An online cop named Detective Morris (played by Emmy-winning Nurse Jackie star Merritt Wever with dogged intensity) is investigating a private, for-profit, invitation-only nether-world locale called The Hideaway, whose visitors come to enact their private fantasies — cozying up to, ahem, prepubescent girls and then hacking them to death with an ax (before they reappear again, safe and sound and digitally reborn). The proprietor of the Hideaway (Tony winner Frank Wood), who calls himself Papa in his digital realm, concedes that he’s a pedophile, but that by creating a safe space for “consensual role play” he is protecting real children from falling prey to the proclivities of people like him or Doyle (Peter Friedman), a schoolteacher and Hideaway denizen whom Morris also interrogates.
But Detective Morris is having none of it. “Just because it’s virtual,” she argues, “doesn’t mean it’s not real.” And in cutaway scenes to the Hideaway, we see what she means. We follow a Hideaway newcomer (Boardwalk Empire‘s Ben Rosenfield, looking like Jesse Eisenberg’s younger brother) as he enters the online realm’s Victorian mansion and meets the precocious young Iris, played with precocious poise by Sophia Anne Caruso. And while we never see anything untoward take place, the suggestion of what is to come is clear and quite unsettling enough.

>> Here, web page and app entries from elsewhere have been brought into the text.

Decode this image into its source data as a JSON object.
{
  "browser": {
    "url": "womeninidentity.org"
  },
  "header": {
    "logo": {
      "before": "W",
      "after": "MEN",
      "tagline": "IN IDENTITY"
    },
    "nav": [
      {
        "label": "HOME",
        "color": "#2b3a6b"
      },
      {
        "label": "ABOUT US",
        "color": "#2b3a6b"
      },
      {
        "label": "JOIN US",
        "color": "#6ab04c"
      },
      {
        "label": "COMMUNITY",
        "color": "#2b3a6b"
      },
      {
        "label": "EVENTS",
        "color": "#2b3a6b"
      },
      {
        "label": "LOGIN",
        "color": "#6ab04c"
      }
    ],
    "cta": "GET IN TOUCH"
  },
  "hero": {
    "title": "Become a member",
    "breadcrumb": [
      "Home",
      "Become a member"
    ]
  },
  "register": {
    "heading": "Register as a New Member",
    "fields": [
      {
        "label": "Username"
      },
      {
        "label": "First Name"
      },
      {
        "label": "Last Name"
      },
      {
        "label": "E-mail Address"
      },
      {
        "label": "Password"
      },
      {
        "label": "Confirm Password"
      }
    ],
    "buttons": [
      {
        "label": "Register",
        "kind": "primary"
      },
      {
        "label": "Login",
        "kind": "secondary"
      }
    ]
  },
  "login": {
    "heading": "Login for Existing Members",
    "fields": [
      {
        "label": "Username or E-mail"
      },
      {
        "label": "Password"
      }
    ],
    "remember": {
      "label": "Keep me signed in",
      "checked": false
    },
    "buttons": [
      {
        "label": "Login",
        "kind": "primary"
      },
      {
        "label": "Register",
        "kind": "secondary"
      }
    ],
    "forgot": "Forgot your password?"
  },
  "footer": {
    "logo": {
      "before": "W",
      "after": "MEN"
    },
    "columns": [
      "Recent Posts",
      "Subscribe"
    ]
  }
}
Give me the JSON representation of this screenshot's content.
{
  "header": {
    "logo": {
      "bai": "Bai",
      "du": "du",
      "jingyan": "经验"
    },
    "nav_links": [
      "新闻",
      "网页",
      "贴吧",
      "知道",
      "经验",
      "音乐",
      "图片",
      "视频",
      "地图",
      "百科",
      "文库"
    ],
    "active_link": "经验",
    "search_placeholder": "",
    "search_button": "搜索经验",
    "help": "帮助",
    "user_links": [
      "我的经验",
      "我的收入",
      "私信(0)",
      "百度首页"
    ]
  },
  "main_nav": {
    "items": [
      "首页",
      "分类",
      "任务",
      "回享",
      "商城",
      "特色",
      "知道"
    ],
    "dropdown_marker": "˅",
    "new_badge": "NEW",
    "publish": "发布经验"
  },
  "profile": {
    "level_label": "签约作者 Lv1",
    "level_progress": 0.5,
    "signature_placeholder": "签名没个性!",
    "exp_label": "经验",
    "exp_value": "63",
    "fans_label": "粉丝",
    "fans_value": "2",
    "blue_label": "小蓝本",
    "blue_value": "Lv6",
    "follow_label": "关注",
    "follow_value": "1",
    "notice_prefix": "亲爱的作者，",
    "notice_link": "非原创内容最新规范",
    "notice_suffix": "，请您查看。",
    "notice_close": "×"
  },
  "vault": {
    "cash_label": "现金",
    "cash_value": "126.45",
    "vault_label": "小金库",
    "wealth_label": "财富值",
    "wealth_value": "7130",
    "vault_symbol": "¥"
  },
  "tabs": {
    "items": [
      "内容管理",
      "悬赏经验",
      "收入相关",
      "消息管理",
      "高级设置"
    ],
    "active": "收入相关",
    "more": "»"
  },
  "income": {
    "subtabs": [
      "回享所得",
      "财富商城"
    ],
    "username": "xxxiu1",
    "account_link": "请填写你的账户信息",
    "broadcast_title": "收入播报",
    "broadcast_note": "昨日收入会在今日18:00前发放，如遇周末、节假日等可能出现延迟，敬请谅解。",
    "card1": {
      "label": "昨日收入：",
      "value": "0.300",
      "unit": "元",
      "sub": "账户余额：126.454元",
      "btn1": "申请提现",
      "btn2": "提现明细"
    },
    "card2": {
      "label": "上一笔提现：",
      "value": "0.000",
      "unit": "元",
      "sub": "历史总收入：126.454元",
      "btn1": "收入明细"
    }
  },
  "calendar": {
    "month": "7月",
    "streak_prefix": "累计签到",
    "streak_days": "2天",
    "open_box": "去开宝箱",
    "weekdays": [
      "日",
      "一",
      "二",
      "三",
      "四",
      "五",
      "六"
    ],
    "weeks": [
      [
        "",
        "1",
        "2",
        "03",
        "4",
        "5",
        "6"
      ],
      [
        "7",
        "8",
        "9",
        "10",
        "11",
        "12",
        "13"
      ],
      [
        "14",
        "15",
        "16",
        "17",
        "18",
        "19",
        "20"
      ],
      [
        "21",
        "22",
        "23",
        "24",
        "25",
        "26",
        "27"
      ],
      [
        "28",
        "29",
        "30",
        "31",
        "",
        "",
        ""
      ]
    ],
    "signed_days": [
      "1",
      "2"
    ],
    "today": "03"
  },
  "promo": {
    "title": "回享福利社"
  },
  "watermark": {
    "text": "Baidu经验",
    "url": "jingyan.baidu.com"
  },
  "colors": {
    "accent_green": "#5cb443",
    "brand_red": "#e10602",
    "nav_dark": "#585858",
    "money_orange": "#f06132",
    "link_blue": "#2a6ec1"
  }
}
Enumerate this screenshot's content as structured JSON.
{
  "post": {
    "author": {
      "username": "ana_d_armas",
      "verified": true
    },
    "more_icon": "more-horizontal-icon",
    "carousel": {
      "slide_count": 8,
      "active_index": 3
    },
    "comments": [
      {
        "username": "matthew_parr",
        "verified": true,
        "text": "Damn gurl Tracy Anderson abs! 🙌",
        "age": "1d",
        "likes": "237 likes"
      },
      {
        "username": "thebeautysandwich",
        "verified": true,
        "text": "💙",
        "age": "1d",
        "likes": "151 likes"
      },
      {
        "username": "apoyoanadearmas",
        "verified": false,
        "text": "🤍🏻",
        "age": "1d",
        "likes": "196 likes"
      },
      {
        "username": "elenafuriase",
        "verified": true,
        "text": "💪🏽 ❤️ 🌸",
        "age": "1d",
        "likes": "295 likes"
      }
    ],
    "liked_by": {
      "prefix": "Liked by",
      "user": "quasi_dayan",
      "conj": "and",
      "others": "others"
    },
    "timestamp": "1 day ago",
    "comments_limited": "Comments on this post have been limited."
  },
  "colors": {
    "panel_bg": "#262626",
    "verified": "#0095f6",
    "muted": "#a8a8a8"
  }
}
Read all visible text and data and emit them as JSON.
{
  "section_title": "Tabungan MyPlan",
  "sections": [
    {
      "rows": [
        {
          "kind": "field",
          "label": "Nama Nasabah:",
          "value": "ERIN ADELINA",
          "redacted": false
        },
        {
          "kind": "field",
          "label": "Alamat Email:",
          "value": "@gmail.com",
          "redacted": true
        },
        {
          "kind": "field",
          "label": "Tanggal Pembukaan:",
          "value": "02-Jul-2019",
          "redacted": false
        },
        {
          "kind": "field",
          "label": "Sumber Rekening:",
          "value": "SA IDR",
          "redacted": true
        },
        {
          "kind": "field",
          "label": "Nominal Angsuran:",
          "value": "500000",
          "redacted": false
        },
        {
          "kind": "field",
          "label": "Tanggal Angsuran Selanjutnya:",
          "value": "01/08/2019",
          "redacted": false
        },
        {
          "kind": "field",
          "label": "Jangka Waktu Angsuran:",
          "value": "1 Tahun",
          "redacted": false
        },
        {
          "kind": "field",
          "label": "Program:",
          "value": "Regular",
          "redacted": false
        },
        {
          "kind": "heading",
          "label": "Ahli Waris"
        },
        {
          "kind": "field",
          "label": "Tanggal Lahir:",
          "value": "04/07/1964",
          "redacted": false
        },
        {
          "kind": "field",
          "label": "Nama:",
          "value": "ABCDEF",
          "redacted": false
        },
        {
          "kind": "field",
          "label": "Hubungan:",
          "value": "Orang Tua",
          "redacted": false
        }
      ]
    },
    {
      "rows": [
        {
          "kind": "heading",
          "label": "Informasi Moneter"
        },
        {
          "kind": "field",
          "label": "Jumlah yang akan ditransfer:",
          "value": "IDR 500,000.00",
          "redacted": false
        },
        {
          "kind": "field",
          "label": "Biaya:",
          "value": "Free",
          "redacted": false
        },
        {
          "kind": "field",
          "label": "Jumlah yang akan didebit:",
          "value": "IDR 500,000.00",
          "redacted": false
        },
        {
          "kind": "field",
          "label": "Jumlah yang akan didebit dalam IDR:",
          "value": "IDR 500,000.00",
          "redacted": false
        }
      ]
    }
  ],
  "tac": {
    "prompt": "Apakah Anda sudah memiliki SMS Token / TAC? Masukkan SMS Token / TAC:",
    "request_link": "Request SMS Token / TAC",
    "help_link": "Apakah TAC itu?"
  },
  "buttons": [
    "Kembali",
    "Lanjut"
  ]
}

The performances, directed with delicate precision by Anne Kaufman, contribute to feeling of displacement. Wood projects a sad, suburban air that seems both reasonable and yet slightly off. And Wever brings a stridency to her quest for propriety, hinting at ulterior motives that only gradually emerge.
The Nether is part twisty police procedural, part philosophical debate about the consequences of free thought and imagination, and part moody sci-fi thriller. Haley’s play is also entirely original, continually upending our expectations and challenging our notion of what characters deserve our sympathy. Grade: B+